§ Records provided:
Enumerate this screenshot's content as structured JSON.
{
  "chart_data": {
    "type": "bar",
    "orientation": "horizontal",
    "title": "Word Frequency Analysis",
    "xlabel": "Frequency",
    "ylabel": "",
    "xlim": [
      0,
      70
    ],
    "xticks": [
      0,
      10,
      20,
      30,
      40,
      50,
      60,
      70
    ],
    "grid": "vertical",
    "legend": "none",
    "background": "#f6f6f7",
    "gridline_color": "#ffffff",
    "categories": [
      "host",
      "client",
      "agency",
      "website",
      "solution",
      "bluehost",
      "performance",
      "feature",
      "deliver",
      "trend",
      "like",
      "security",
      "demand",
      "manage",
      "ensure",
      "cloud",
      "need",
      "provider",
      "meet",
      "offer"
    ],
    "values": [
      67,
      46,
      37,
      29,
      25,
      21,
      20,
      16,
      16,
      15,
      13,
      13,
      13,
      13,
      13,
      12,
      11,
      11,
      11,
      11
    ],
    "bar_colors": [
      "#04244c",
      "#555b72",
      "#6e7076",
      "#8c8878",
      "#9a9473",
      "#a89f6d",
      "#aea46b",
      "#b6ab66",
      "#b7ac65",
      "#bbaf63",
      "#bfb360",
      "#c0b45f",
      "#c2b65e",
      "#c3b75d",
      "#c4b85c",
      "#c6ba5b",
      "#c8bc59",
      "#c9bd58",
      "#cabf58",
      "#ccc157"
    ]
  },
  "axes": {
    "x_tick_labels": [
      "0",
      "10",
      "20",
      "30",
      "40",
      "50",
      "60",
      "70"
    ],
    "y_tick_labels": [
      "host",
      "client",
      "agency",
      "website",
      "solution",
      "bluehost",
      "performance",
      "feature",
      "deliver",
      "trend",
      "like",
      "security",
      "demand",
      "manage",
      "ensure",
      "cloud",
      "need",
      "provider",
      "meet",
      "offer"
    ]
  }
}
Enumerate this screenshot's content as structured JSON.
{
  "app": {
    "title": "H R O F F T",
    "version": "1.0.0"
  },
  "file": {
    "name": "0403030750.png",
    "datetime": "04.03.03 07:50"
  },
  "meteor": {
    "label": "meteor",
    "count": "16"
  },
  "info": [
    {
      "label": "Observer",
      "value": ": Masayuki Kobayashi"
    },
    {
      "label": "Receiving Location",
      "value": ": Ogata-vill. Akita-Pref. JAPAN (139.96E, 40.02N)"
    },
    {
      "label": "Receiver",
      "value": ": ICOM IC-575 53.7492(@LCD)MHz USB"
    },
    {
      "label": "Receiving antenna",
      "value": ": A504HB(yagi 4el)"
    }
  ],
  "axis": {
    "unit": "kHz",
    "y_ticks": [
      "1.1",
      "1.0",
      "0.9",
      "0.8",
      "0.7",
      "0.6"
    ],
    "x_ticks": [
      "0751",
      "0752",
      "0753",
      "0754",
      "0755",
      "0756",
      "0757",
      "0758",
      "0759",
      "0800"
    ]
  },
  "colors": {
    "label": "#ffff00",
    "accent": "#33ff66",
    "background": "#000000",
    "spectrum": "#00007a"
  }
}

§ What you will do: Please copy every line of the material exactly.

§ Solution for this problem:
Enumerate this screenshot's content as structured JSON.
{
  "chart_data": {
    "type": "bar",
    "orientation": "horizontal",
    "title": "Word Frequency Analysis",
    "xlabel": "Frequency",
    "ylabel": "",
    "xlim": [
      0,
      70
    ],
    "xticks": [
      0,
      10,
      20,
      30,
      40,
      50,
      60,
      70
    ],
    "grid": "vertical",
    "legend": "none",
    "background": "#f6f6f7",
    "gridline_color": "#ffffff",
    "categories": [
      "host",
      "client",
      "agency",
      "website",
      "solution",
      "bluehost",
      "performance",
      "feature",
      "deliver",
      "trend",
      "like",
      "security",
      "demand",
      "manage",
      "ensure",
      "cloud",
      "need",
      "provider",
      "meet",
      "offer"
    ],
    "values": [
      67,
      46,
      37,
      29,
      25,
      21,
      20,
      16,
      16,
      15,
      13,
      13,
      13,
      13,
      13,
      12,
      11,
      11,
      11,
      11
    ],
    "bar_colors": [
      "#04244c",
      "#555b72",
      "#6e7076",
      "#8c8878",
      "#9a9473",
      "#a89f6d",
      "#aea46b",
      "#b6ab66",
      "#b7ac65",
      "#bbaf63",
      "#bfb360",
      "#c0b45f",
      "#c2b65e",
      "#c3b75d",
      "#c4b85c",
      "#c6ba5b",
      "#c8bc59",
      "#c9bd58",
      "#cabf58",
      "#ccc157"
    ]
  },
  "axes": {
    "x_tick_labels": [
      "0",
      "10",
      "20",
      "30",
      "40",
      "50",
      "60",
      "70"
    ],
    "y_tick_labels": [
      "host",
      "client",
      "agency",
      "website",
      "solution",
      "bluehost",
      "performance",
      "feature",
      "deliver",
      "trend",
      "like",
      "security",
      "demand",
      "manage",
      "ensure",
      "cloud",
      "need",
      "provider",
      "meet",
      "offer"
    ]
  }
}
Enumerate this screenshot's content as structured JSON.
{
  "app": {
    "title": "H R O F F T",
    "version": "1.0.0"
  },
  "file": {
    "name": "0403030750.png",
    "datetime": "04.03.03 07:50"
  },
  "meteor": {
    "label": "meteor",
    "count": "16"
  },
  "info": [
    {
      "label": "Observer",
      "value": ": Masayuki Kobayashi"
    },
    {
      "label": "Receiving Location",
      "value": ": Ogata-vill. Akita-Pref. JAPAN (139.96E, 40.02N)"
    },
    {
      "label": "Receiver",
      "value": ": ICOM IC-575 53.7492(@LCD)MHz USB"
    },
    {
      "label": "Receiving antenna",
      "value": ": A504HB(yagi 4el)"
    }
  ],
  "axis": {
    "unit": "kHz",
    "y_ticks": [
      "1.1",
      "1.0",
      "0.9",
      "0.8",
      "0.7",
      "0.6"
    ],
    "x_ticks": [
      "0751",
      "0752",
      "0753",
      "0754",
      "0755",
      "0756",
      "0757",
      "0758",
      "0759",
      "0800"
    ]
  },
  "colors": {
    "label": "#ffff00",
    "accent": "#33ff66",
    "background": "#000000",
    "spectrum": "#00007a"
  }
}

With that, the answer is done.